In typical farce fashion, the premise is flimsy and rather silly, and revolves around a planned weekend of dalliance for Bernard and his mistress Suzanne while his wife Jacqueline is away at her mother’s. The plan begins to go awry when Jacqueline learns that Robert is also arriving for the weekend, and since she is having an affair with him, she decides to stay home. To explain Suzanne’s presence, Bernard coerces Robert into pretending Suzanne is his mistress, but unfortunately he mistakes the hired cook Suzette for Suzanne, and the result is the typical chaos bedroom farces are famous for. Peter Davies and Tim Taylor play philandering husband Bernard and best friend Robert respectively, and both have the exquisite timing required for a farce of this type. Their energy is unflagging, and their enjoyment of the hectic and increasingly panic-stricken proceedings is obvious. Georgia Stockham is a powerhouse and is completely believable as Jacqueline, who both suspects her husband is having an affair and eagerly anticipates furthering her own secret affair with Robert.
One of the real plum roles in the play is that of the hired Cordon Bleu cook Suzette, who plays along with the string of deceptions the men devise to keep themselves out of trouble – as long as they pay her, of course. Rose Vallen more than does the role justice and transforms from agency cook to a supposed sexy Parisian model with relish. Her physicality and expressions keep the audience in stitches. Caryn Rogers plays the tall and glamorous Parisian model Suzanne well, and while Stuart Pearce appears only briefly, he does a fine job as faithful husband George. Director Norm Caddick is one of the most experienced directors in Adelaide and has an obvious understanding of the farce genre and the level of energy required. The result is a tight production that makes the most of all the comedy the script allows.
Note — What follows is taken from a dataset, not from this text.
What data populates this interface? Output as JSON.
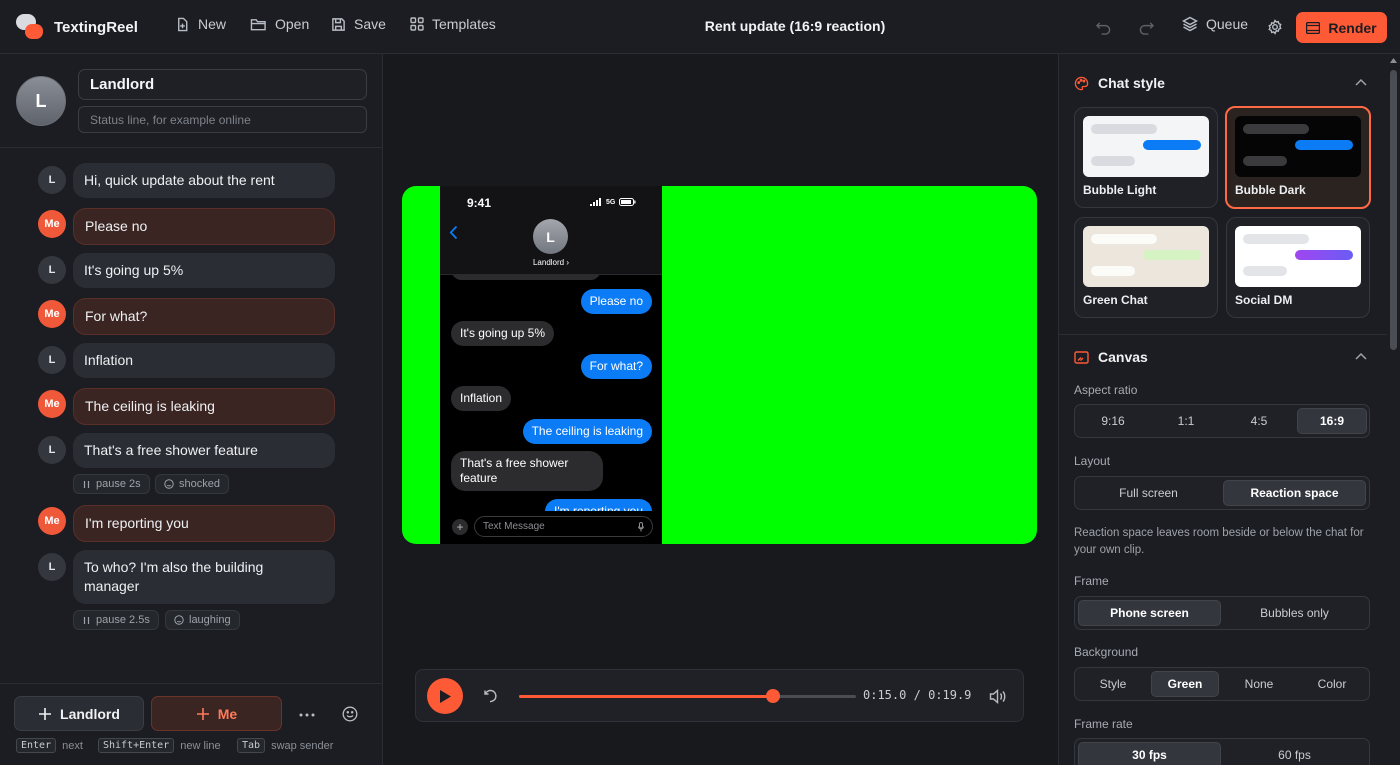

The production values are also high and the set design of the rustic renovated farmhouse by Lisa Kennewell is perfect. “Don’t Dress for Dinner” has always rivalled “Boeing Boeing” in popularity, with the English version running for six years in London after its UK premiere in 1991. It has not lost its appeal for fans of farce and this production will not disappoint.